#### [Data for review]
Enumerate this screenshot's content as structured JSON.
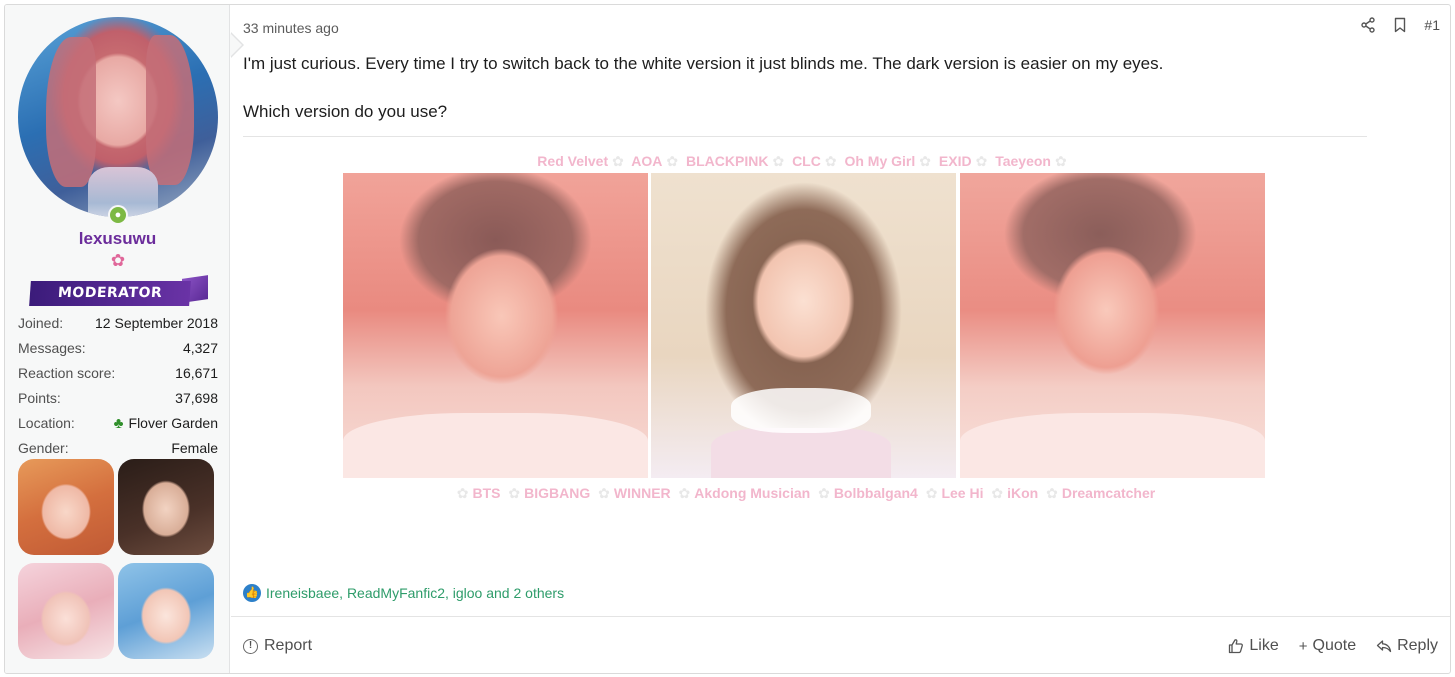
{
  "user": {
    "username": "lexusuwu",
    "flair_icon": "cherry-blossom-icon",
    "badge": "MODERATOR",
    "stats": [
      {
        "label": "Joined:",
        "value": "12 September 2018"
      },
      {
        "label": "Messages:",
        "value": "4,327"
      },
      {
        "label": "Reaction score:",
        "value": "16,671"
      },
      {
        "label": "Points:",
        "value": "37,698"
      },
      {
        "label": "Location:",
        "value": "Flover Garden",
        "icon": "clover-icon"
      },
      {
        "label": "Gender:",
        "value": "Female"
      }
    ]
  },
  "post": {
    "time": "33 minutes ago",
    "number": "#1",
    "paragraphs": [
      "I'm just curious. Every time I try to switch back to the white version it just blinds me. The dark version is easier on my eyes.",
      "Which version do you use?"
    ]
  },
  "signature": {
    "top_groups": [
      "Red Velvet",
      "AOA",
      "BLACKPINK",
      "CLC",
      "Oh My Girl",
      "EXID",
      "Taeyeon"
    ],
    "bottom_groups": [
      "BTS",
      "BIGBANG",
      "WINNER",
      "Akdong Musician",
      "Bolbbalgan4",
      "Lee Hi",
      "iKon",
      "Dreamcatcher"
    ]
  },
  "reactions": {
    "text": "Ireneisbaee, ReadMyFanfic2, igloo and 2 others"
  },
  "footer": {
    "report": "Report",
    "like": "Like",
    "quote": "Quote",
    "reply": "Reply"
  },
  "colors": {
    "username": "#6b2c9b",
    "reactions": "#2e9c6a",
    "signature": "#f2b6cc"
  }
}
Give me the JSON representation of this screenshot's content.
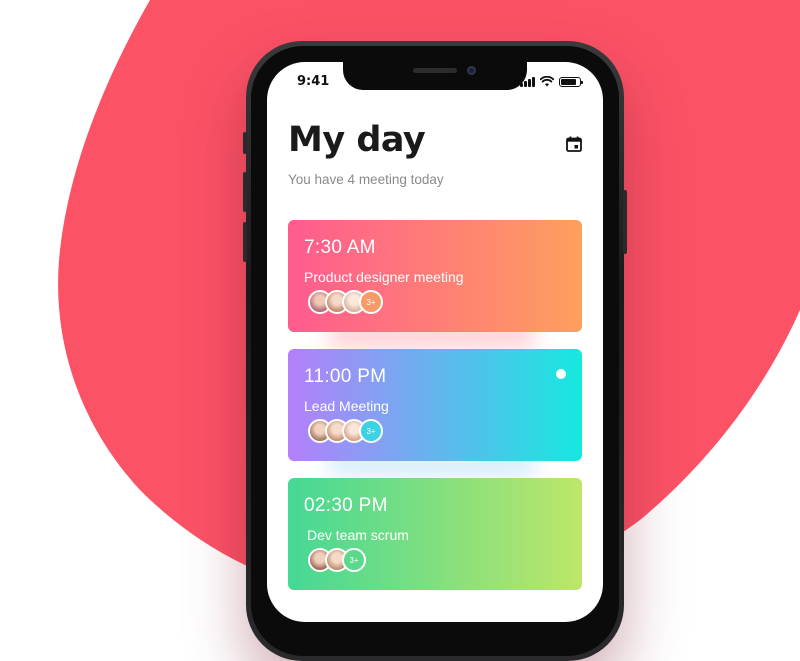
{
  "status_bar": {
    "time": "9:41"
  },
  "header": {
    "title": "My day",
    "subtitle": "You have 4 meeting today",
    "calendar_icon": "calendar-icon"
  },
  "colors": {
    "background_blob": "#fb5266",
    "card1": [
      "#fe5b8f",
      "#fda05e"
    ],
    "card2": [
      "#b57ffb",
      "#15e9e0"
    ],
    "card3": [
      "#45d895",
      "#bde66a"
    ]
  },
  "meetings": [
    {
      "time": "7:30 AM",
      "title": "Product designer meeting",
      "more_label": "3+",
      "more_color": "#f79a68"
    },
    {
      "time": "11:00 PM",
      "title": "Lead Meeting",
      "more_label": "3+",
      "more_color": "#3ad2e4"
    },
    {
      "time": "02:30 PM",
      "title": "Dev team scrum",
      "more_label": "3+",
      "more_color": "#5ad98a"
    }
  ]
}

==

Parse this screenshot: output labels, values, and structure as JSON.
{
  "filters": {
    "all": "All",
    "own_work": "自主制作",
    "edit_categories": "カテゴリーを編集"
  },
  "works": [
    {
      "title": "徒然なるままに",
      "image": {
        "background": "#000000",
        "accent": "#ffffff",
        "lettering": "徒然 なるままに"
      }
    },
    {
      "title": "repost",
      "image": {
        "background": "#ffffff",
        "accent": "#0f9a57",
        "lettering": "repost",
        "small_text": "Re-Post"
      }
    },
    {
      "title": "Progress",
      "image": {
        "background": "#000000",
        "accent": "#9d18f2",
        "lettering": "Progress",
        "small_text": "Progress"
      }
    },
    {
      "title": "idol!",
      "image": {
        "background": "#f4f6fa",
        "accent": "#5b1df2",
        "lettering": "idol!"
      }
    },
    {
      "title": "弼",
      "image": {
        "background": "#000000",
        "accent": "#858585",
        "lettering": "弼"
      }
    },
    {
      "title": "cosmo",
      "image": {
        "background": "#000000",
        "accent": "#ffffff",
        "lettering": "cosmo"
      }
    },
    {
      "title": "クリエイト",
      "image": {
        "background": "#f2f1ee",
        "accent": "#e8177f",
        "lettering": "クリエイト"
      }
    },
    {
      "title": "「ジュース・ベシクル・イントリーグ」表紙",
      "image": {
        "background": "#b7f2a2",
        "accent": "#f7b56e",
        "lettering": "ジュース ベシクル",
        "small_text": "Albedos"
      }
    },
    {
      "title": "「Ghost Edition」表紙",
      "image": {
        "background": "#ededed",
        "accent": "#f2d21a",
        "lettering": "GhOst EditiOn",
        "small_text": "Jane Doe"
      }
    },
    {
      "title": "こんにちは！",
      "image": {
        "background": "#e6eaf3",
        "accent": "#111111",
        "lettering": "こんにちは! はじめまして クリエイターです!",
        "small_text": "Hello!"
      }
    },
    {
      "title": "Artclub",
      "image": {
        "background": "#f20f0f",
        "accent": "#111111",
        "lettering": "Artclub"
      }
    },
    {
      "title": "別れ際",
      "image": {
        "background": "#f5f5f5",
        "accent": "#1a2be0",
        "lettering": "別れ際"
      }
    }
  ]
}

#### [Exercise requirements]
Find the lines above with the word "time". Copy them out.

#### [Problem solution]
    "time": "33 minutes ago",
      "I'm just curious. Every time I try to switch back to the white version it just blinds me. The dark version is easier on my eyes.",
    "time": "9:41"
      "time": "7:30 AM",
      "time": "11:00 PM",
      "time": "02:30 PM",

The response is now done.